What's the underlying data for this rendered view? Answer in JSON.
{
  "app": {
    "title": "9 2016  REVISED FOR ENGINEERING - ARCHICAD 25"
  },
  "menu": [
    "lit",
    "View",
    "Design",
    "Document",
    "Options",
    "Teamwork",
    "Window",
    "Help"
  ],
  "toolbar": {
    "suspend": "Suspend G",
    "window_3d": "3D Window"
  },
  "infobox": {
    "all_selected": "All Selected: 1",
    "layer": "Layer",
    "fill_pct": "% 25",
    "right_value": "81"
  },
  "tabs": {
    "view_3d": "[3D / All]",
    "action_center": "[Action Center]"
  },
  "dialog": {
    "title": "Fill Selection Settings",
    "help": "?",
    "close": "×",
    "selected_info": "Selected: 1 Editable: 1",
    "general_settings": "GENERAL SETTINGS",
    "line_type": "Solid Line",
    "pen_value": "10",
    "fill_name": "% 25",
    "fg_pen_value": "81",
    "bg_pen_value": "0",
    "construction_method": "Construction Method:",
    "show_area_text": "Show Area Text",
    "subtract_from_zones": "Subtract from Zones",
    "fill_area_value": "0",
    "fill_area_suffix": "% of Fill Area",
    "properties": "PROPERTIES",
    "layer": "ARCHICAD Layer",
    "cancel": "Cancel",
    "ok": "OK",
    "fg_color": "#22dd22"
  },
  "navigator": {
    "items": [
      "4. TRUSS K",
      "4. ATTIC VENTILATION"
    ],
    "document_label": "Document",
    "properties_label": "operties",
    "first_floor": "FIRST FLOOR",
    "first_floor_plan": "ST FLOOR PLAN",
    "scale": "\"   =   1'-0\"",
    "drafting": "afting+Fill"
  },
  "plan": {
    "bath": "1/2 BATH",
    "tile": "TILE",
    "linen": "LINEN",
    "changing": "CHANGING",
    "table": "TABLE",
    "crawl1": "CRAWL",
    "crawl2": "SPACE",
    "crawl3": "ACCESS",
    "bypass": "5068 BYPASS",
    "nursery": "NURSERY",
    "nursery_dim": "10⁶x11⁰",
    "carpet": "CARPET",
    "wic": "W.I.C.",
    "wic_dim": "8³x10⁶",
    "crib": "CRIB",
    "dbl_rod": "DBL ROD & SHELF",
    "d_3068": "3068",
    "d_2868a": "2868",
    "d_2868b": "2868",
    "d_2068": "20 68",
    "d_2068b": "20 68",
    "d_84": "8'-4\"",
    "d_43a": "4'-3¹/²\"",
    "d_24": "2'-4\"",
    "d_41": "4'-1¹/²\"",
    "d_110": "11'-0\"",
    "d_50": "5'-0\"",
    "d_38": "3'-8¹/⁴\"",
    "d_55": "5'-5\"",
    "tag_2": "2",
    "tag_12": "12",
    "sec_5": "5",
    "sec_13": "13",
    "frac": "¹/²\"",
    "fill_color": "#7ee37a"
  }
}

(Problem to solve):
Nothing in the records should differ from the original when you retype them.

(Response):
What's the underlying data for this rendered view? Answer in JSON.
{
  "app": {
    "title": "9 2016  REVISED FOR ENGINEERING - ARCHICAD 25"
  },
  "menu": [
    "lit",
    "View",
    "Design",
    "Document",
    "Options",
    "Teamwork",
    "Window",
    "Help"
  ],
  "toolbar": {
    "suspend": "Suspend G",
    "window_3d": "3D Window"
  },
  "infobox": {
    "all_selected": "All Selected: 1",
    "layer": "Layer",
    "fill_pct": "% 25",
    "right_value": "81"
  },
  "tabs": {
    "view_3d": "[3D / All]",
    "action_center": "[Action Center]"
  },
  "dialog": {
    "title": "Fill Selection Settings",
    "help": "?",
    "close": "×",
    "selected_info": "Selected: 1 Editable: 1",
    "general_settings": "GENERAL SETTINGS",
    "line_type": "Solid Line",
    "pen_value": "10",
    "fill_name": "% 25",
    "fg_pen_value": "81",
    "bg_pen_value": "0",
    "construction_method": "Construction Method:",
    "show_area_text": "Show Area Text",
    "subtract_from_zones": "Subtract from Zones",
    "fill_area_value": "0",
    "fill_area_suffix": "% of Fill Area",
    "properties": "PROPERTIES",
    "layer": "ARCHICAD Layer",
    "cancel": "Cancel",
    "ok": "OK",
    "fg_color": "#22dd22"
  },
  "navigator": {
    "items": [
      "4. TRUSS K",
      "4. ATTIC VENTILATION"
    ],
    "document_label": "Document",
    "properties_label": "operties",
    "first_floor": "FIRST FLOOR",
    "first_floor_plan": "ST FLOOR PLAN",
    "scale": "\"   =   1'-0\"",
    "drafting": "afting+Fill"
  },
  "plan": {
    "bath": "1/2 BATH",
    "tile": "TILE",
    "linen": "LINEN",
    "changing": "CHANGING",
    "table": "TABLE",
    "crawl1": "CRAWL",
    "crawl2": "SPACE",
    "crawl3": "ACCESS",
    "bypass": "5068 BYPASS",
    "nursery": "NURSERY",
    "nursery_dim": "10⁶x11⁰",
    "carpet": "CARPET",
    "wic": "W.I.C.",
    "wic_dim": "8³x10⁶",
    "crib": "CRIB",
    "dbl_rod": "DBL ROD & SHELF",
    "d_3068": "3068",
    "d_2868a": "2868",
    "d_2868b": "2868",
    "d_2068": "20 68",
    "d_2068b": "20 68",
    "d_84": "8'-4\"",
    "d_43a": "4'-3¹/²\"",
    "d_24": "2'-4\"",
    "d_41": "4'-1¹/²\"",
    "d_110": "11'-0\"",
    "d_50": "5'-0\"",
    "d_38": "3'-8¹/⁴\"",
    "d_55": "5'-5\"",
    "tag_2": "2",
    "tag_12": "12",
    "sec_5": "5",
    "sec_13": "13",
    "frac": "¹/²\"",
    "fill_color": "#7ee37a"
  }
}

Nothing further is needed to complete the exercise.